“By design most data is kept private within a very small circle of fund managers and investors. To date, it has been very hard to accumulate large amounts of data which one could analyse or try to use in some sort of quantitative investing strategy,” says Cipriano. “As transparency increases and private markets become less private, it is easy to see how AI can become more critical. New sources of structured and unstructured data crop up with some regularity, and combined with machine-learning technology, AI offers the promise of insights that were unimaginable only a few years ago.”

Natural language processing

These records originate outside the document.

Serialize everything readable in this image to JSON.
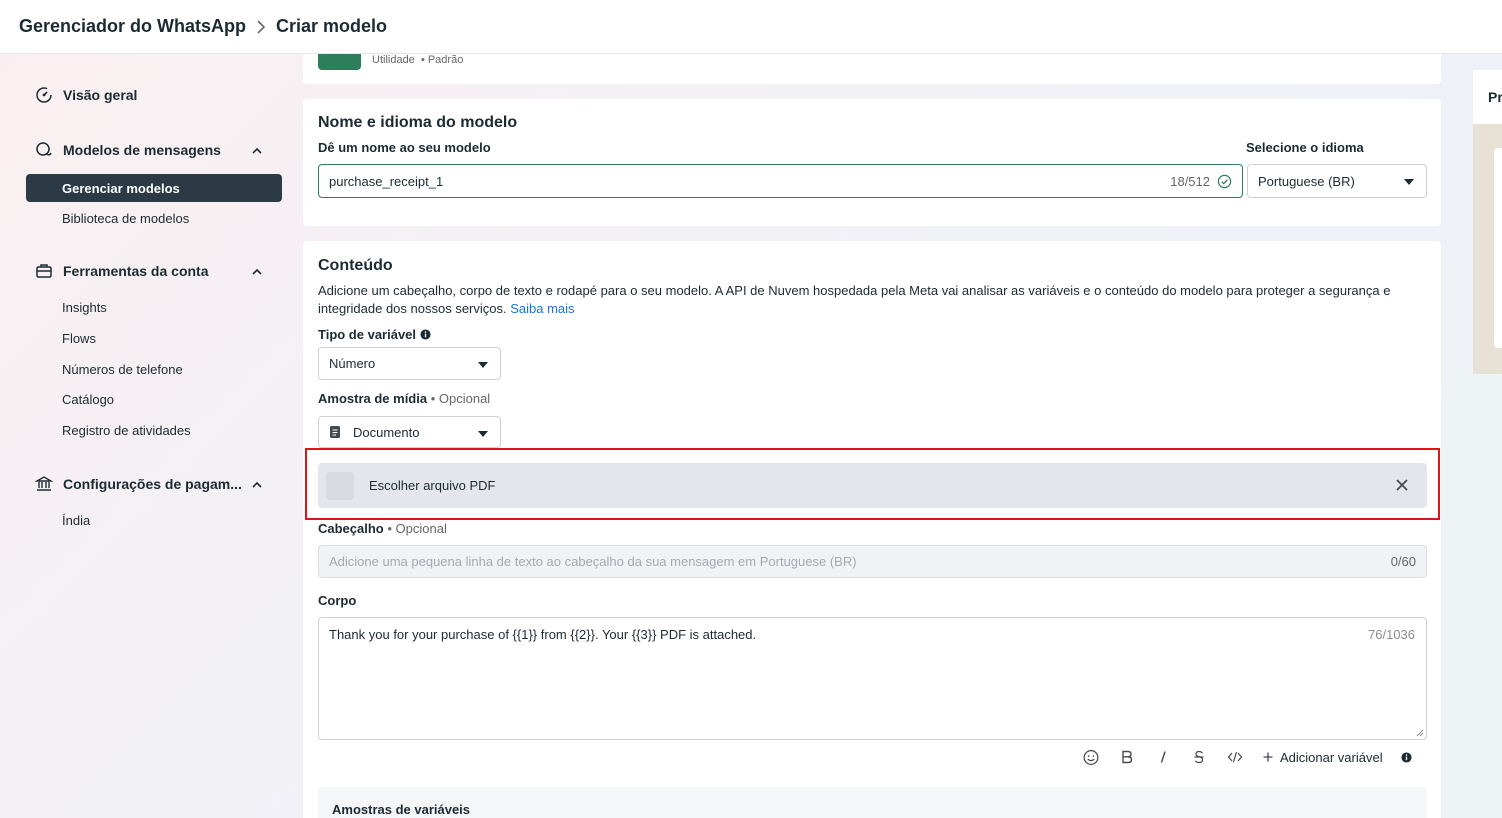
{
  "header": {
    "app_title": "Gerenciador do WhatsApp",
    "page_title": "Criar modelo"
  },
  "sidebar": {
    "overview": "Visão geral",
    "message_templates": {
      "label": "Modelos de mensagens",
      "items": [
        "Gerenciar modelos",
        "Biblioteca de modelos"
      ]
    },
    "account_tools": {
      "label": "Ferramentas da conta",
      "items": [
        "Insights",
        "Flows",
        "Números de telefone",
        "Catálogo",
        "Registro de atividades"
      ]
    },
    "payment_settings": {
      "label": "Configurações de pagam...",
      "items": [
        "Índia"
      ]
    }
  },
  "category": {
    "type": "Utilidade",
    "subtype": "• Padrão"
  },
  "name_section": {
    "title": "Nome e idioma do modelo",
    "name_label": "Dê um nome ao seu modelo",
    "name_value": "purchase_receipt_1",
    "name_counter": "18/512",
    "language_label": "Selecione o idioma",
    "language_value": "Portuguese (BR)"
  },
  "content_section": {
    "title": "Conteúdo",
    "description": "Adicione um cabeçalho, corpo de texto e rodapé para o seu modelo. A API de Nuvem hospedada pela Meta vai analisar as variáveis e o conteúdo do modelo para proteger a segurança e integridade dos nossos serviços.",
    "learn_more": "Saiba mais",
    "variable_type_label": "Tipo de variável",
    "variable_type_value": "Número",
    "media_sample_label": "Amostra de mídia",
    "optional": "• Opcional",
    "media_sample_value": "Documento",
    "choose_file": "Escolher arquivo PDF",
    "header_label": "Cabeçalho",
    "header_placeholder": "Adicione uma pequena linha de texto ao cabeçalho da sua mensagem em Portuguese (BR)",
    "header_counter": "0/60",
    "body_label": "Corpo",
    "body_value": "Thank you for your purchase of {{1}} from {{2}}. Your {{3}} PDF is attached.",
    "body_counter": "76/1036",
    "add_variable": "Adicionar variável",
    "variable_samples_title": "Amostras de variáveis"
  },
  "preview": {
    "title_fragment": "Pr"
  },
  "colors": {
    "active_nav": "#2b3a45",
    "category_green": "#2e7d5b",
    "link_blue": "#1b74e4",
    "highlight_red": "#e0131a"
  }
}
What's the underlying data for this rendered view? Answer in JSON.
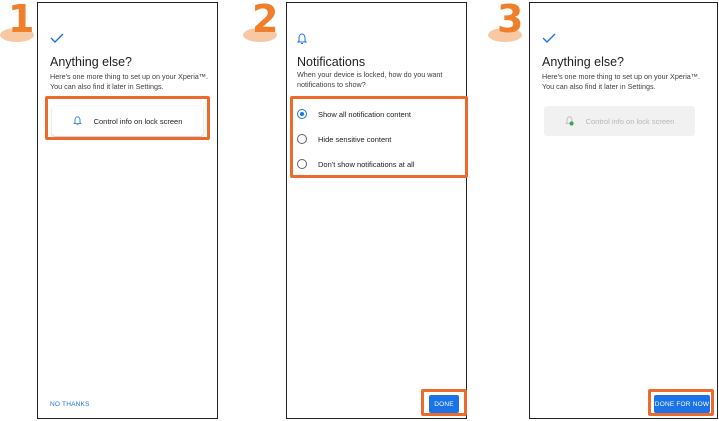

One of the main focuses for fund administrators has been natural language processing, which can be used to extract data from the myriad documents that are needed to run a private equity fund, such as financial statements or subscription files.

“These are big documents and we don’t have control over how we receive them, so for us to be able to seamlessly process that information is a big win,” says Mike Dickey, global head of product development at MUFG Investor Services.

So far, Dickey says, the work the firm has done to automate processes like capital calls or distributions of capital statements, has allowed it to cut its operating costs in half, but the next goal is to bring everything closer to how hedge funds operate.

“Having data doesn’t necessarily make it useful”

Mike Dickey
MUFG Investor Services

“I think everyone in our industry is on a bit of a journey with data, some firms are further ahead than others. But having data doesn’t necessarily make it useful. Unless I can normalise that data, I can’t make use of it,” says Dickey. And once the data are easily available and ready to use, then firms can use machine learning and AI to forecast trends, for example to find out what investors might be at risk of leaving a fund.

However, it’s still early days, according to Alex Di Santo, group head of private equity at Crestbridge. AI is being used to scrape data from financial documents, to monitor investor behaviour on platforms where the GPs can see what information LPs are reviewing and assessing and in deal sourcing.

Increasingly, clients are demanding more, though, and Di Santo sees a future where fund administrators will have all the processes and straight-through-processing tools together in one system where AI is used to link it all together.